Problem requirements.
Could you please reproduce all the records below exactly, leaving out the images?

[Data records for software interfaces]
******

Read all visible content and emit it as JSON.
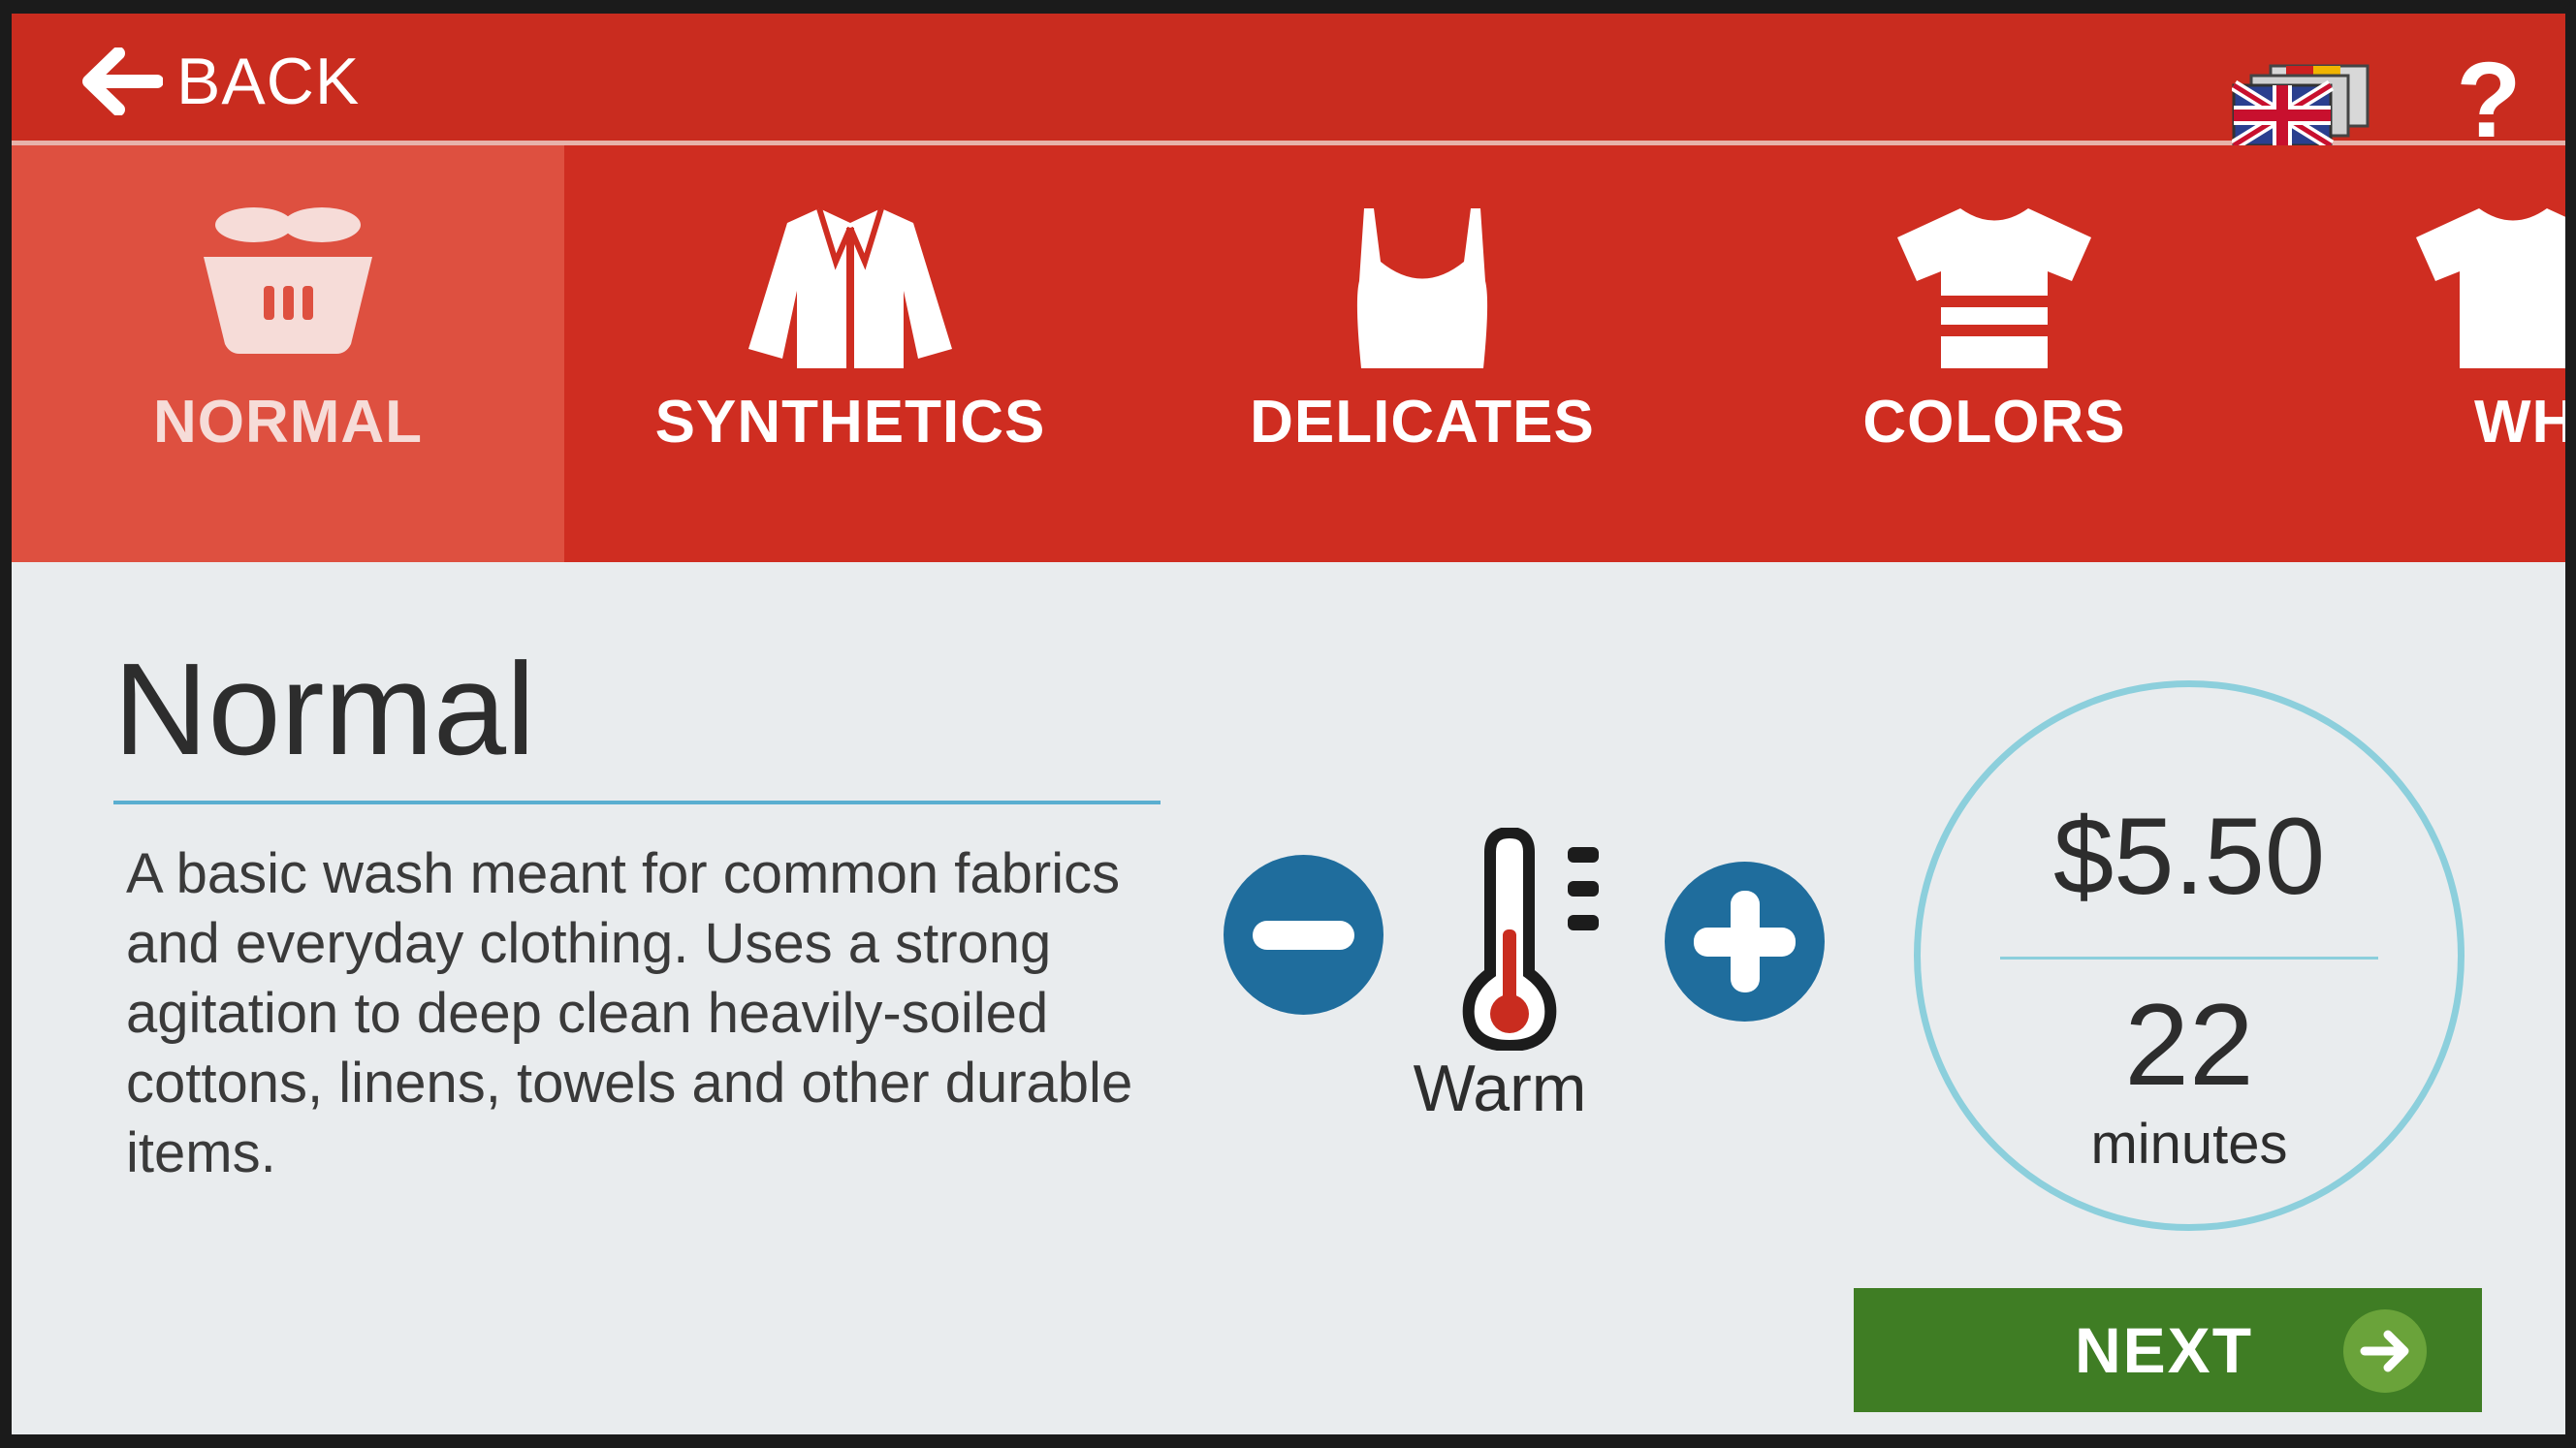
{
  "topbar": {
    "back_label": "BACK",
    "language_icon": "flags-icon",
    "help_label": "?"
  },
  "tabs": [
    {
      "label": "NORMAL",
      "icon": "basket-icon",
      "active": true
    },
    {
      "label": "SYNTHETICS",
      "icon": "jacket-icon",
      "active": false
    },
    {
      "label": "DELICATES",
      "icon": "camisole-icon",
      "active": false
    },
    {
      "label": "COLORS",
      "icon": "striped-shirt-icon",
      "active": false
    },
    {
      "label": "WHI",
      "icon": "shirt-icon",
      "active": false
    }
  ],
  "cycle": {
    "title": "Normal",
    "description": "A basic wash meant for common fabrics and everyday clothing. Uses a strong agitation to deep clean heavily-soiled cottons, linens, towels and other durable items."
  },
  "temperature": {
    "label": "Warm",
    "level_fraction": 0.5
  },
  "summary": {
    "price": "$5.50",
    "duration": "22",
    "duration_unit": "minutes"
  },
  "next": {
    "label": "NEXT"
  },
  "colors": {
    "brand_red": "#c92c1f",
    "accent_blue": "#1f6d9d",
    "next_green": "#3f7d24",
    "circle_blue": "#8ccfdc"
  }
}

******

Output of the exercise.
Read all visible content and emit it as JSON.
{
  "topbar": {
    "back_label": "BACK",
    "language_icon": "flags-icon",
    "help_label": "?"
  },
  "tabs": [
    {
      "label": "NORMAL",
      "icon": "basket-icon",
      "active": true
    },
    {
      "label": "SYNTHETICS",
      "icon": "jacket-icon",
      "active": false
    },
    {
      "label": "DELICATES",
      "icon": "camisole-icon",
      "active": false
    },
    {
      "label": "COLORS",
      "icon": "striped-shirt-icon",
      "active": false
    },
    {
      "label": "WHI",
      "icon": "shirt-icon",
      "active": false
    }
  ],
  "cycle": {
    "title": "Normal",
    "description": "A basic wash meant for common fabrics and everyday clothing. Uses a strong agitation to deep clean heavily-soiled cottons, linens, towels and other durable items."
  },
  "temperature": {
    "label": "Warm",
    "level_fraction": 0.5
  },
  "summary": {
    "price": "$5.50",
    "duration": "22",
    "duration_unit": "minutes"
  },
  "next": {
    "label": "NEXT"
  },
  "colors": {
    "brand_red": "#c92c1f",
    "accent_blue": "#1f6d9d",
    "next_green": "#3f7d24",
    "circle_blue": "#8ccfdc"
  }
}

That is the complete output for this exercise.